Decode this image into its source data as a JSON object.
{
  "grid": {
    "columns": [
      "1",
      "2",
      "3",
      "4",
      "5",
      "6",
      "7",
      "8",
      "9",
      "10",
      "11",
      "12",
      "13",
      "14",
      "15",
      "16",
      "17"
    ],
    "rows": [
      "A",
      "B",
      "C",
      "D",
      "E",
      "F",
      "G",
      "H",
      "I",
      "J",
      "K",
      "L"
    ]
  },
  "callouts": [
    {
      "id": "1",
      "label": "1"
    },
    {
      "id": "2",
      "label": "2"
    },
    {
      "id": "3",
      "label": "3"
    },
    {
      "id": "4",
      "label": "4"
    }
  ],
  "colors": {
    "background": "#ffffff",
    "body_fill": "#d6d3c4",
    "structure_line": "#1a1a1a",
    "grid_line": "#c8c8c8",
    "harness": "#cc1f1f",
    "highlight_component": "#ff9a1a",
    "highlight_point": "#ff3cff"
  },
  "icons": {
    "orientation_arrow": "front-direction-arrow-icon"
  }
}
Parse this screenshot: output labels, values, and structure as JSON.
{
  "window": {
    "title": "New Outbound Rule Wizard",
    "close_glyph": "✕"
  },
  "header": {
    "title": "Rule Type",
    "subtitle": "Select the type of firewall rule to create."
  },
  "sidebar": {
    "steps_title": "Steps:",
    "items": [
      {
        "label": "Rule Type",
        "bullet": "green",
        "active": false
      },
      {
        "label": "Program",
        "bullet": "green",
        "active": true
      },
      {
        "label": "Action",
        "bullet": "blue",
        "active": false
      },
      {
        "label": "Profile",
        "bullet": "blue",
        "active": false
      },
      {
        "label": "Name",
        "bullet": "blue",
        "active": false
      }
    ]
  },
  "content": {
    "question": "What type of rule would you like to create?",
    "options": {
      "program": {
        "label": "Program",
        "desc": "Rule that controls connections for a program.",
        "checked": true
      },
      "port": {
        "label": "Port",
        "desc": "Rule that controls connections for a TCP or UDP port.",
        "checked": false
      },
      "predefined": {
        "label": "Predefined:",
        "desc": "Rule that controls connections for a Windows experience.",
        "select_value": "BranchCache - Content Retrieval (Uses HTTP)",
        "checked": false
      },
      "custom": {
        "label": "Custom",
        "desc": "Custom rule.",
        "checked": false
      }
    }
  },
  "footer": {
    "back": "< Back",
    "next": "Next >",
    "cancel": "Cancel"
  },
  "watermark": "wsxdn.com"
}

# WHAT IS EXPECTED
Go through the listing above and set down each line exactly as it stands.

# EXPECTED ANSWER
Decode this image into its source data as a JSON object.
{
  "grid": {
    "columns": [
      "1",
      "2",
      "3",
      "4",
      "5",
      "6",
      "7",
      "8",
      "9",
      "10",
      "11",
      "12",
      "13",
      "14",
      "15",
      "16",
      "17"
    ],
    "rows": [
      "A",
      "B",
      "C",
      "D",
      "E",
      "F",
      "G",
      "H",
      "I",
      "J",
      "K",
      "L"
    ]
  },
  "callouts": [
    {
      "id": "1",
      "label": "1"
    },
    {
      "id": "2",
      "label": "2"
    },
    {
      "id": "3",
      "label": "3"
    },
    {
      "id": "4",
      "label": "4"
    }
  ],
  "colors": {
    "background": "#ffffff",
    "body_fill": "#d6d3c4",
    "structure_line": "#1a1a1a",
    "grid_line": "#c8c8c8",
    "harness": "#cc1f1f",
    "highlight_component": "#ff9a1a",
    "highlight_point": "#ff3cff"
  },
  "icons": {
    "orientation_arrow": "front-direction-arrow-icon"
  }
}
Parse this screenshot: output labels, values, and structure as JSON.
{
  "window": {
    "title": "New Outbound Rule Wizard",
    "close_glyph": "✕"
  },
  "header": {
    "title": "Rule Type",
    "subtitle": "Select the type of firewall rule to create."
  },
  "sidebar": {
    "steps_title": "Steps:",
    "items": [
      {
        "label": "Rule Type",
        "bullet": "green",
        "active": false
      },
      {
        "label": "Program",
        "bullet": "green",
        "active": true
      },
      {
        "label": "Action",
        "bullet": "blue",
        "active": false
      },
      {
        "label": "Profile",
        "bullet": "blue",
        "active": false
      },
      {
        "label": "Name",
        "bullet": "blue",
        "active": false
      }
    ]
  },
  "content": {
    "question": "What type of rule would you like to create?",
    "options": {
      "program": {
        "label": "Program",
        "desc": "Rule that controls connections for a program.",
        "checked": true
      },
      "port": {
        "label": "Port",
        "desc": "Rule that controls connections for a TCP or UDP port.",
        "checked": false
      },
      "predefined": {
        "label": "Predefined:",
        "desc": "Rule that controls connections for a Windows experience.",
        "select_value": "BranchCache - Content Retrieval (Uses HTTP)",
        "checked": false
      },
      "custom": {
        "label": "Custom",
        "desc": "Custom rule.",
        "checked": false
      }
    }
  },
  "footer": {
    "back": "< Back",
    "next": "Next >",
    "cancel": "Cancel"
  },
  "watermark": "wsxdn.com"
}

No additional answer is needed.